(Records from a collection)
########################################
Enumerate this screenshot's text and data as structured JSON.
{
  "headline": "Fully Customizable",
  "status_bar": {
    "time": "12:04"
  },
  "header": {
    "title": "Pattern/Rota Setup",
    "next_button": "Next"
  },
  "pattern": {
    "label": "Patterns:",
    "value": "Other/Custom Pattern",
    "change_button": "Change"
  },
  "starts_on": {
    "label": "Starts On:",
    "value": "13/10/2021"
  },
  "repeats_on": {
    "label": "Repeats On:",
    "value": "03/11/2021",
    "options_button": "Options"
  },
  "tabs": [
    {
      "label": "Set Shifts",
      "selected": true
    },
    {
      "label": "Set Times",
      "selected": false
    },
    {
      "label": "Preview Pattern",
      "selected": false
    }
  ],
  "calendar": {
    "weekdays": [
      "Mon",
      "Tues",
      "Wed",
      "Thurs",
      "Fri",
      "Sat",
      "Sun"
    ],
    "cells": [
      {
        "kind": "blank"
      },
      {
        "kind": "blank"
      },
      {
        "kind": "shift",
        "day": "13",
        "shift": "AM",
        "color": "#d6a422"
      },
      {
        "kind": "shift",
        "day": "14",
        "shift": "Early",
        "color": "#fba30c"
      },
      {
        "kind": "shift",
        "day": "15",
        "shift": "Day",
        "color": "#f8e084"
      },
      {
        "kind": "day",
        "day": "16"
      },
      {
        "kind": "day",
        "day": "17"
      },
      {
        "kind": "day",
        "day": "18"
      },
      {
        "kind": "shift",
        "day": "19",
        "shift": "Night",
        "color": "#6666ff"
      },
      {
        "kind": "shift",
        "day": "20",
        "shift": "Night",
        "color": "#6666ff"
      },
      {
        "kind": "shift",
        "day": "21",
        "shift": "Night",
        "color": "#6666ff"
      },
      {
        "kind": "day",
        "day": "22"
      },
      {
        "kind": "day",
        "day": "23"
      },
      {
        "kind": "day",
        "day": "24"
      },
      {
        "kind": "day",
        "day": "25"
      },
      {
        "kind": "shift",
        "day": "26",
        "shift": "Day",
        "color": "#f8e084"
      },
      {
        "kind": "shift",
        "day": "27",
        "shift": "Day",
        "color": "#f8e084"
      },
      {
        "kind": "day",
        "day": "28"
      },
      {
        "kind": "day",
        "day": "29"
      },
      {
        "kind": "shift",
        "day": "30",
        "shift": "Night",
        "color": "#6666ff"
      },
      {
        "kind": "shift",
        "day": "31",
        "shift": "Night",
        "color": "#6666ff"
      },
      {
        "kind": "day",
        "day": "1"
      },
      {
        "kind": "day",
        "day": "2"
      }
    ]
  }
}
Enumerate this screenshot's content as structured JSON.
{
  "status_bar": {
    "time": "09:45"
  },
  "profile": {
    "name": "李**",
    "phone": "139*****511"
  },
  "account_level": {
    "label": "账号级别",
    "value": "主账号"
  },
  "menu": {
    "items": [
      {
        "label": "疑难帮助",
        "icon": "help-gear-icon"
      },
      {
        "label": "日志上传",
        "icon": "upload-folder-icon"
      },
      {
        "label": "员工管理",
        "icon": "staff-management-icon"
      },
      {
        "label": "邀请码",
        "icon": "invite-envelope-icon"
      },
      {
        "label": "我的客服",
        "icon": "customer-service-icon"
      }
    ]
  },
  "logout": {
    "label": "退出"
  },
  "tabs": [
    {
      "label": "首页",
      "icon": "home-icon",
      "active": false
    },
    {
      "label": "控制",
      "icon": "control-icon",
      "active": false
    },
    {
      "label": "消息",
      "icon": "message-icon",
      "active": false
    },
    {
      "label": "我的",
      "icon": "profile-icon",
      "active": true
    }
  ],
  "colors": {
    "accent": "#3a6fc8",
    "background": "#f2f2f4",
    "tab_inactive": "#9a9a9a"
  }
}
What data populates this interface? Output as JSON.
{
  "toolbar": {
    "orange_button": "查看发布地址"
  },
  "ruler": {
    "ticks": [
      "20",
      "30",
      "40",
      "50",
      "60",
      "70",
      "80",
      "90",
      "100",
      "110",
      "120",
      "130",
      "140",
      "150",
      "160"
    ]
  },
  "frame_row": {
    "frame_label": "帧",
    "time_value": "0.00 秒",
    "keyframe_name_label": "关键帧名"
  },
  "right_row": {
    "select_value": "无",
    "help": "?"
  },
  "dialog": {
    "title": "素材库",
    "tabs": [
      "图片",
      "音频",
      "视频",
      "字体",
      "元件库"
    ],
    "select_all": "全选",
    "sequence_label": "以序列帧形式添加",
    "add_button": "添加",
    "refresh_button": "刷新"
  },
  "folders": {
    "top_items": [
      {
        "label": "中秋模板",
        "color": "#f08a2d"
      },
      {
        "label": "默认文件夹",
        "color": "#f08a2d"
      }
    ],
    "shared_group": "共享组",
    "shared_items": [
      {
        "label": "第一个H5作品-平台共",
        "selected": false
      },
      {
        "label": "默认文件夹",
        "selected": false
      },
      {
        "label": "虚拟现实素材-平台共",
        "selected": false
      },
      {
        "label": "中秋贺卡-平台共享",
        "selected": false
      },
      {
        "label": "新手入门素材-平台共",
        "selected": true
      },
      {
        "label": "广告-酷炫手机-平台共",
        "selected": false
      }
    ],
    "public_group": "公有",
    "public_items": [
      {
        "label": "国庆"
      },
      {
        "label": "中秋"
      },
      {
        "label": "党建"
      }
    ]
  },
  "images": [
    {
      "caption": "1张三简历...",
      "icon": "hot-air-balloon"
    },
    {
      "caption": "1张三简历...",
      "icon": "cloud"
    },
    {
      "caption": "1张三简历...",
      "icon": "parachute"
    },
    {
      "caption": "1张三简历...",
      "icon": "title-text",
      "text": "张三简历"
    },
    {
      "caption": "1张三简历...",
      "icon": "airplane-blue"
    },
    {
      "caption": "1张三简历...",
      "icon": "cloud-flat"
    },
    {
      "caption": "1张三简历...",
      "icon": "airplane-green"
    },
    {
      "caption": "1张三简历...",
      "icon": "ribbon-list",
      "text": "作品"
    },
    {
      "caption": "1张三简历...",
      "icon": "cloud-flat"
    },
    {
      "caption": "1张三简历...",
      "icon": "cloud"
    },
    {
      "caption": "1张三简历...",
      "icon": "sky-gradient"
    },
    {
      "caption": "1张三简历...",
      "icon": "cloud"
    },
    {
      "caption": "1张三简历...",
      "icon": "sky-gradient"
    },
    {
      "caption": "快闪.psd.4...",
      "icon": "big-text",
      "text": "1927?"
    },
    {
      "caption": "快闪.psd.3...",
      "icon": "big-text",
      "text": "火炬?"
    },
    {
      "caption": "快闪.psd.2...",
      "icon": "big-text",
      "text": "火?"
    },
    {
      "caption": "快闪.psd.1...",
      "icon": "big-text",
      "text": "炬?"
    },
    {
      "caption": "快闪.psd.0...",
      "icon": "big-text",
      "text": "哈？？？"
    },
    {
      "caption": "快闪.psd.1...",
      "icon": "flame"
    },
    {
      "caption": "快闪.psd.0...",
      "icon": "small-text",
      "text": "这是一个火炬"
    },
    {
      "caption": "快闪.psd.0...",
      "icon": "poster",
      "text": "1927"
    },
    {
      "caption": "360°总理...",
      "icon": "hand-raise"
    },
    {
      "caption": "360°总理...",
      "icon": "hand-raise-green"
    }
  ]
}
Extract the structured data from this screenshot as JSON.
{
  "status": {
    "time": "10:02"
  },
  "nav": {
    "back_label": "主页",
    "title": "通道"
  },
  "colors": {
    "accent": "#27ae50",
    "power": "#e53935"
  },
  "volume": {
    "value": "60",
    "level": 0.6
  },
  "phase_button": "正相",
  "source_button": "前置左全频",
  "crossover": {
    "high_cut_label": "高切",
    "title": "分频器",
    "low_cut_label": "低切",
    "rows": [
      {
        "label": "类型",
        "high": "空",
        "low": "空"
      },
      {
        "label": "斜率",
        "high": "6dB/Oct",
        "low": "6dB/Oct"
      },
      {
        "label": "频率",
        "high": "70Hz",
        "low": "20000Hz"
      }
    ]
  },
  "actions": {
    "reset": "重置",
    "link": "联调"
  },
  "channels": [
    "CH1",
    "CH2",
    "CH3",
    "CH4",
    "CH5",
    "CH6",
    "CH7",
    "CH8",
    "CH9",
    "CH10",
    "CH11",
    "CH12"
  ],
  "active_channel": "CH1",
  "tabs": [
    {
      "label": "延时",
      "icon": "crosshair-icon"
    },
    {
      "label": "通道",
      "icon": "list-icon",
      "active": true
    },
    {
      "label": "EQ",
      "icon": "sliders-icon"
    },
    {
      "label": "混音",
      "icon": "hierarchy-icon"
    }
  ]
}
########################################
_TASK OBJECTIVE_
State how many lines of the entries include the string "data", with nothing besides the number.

_SOLUTION TO THIS TASK_
3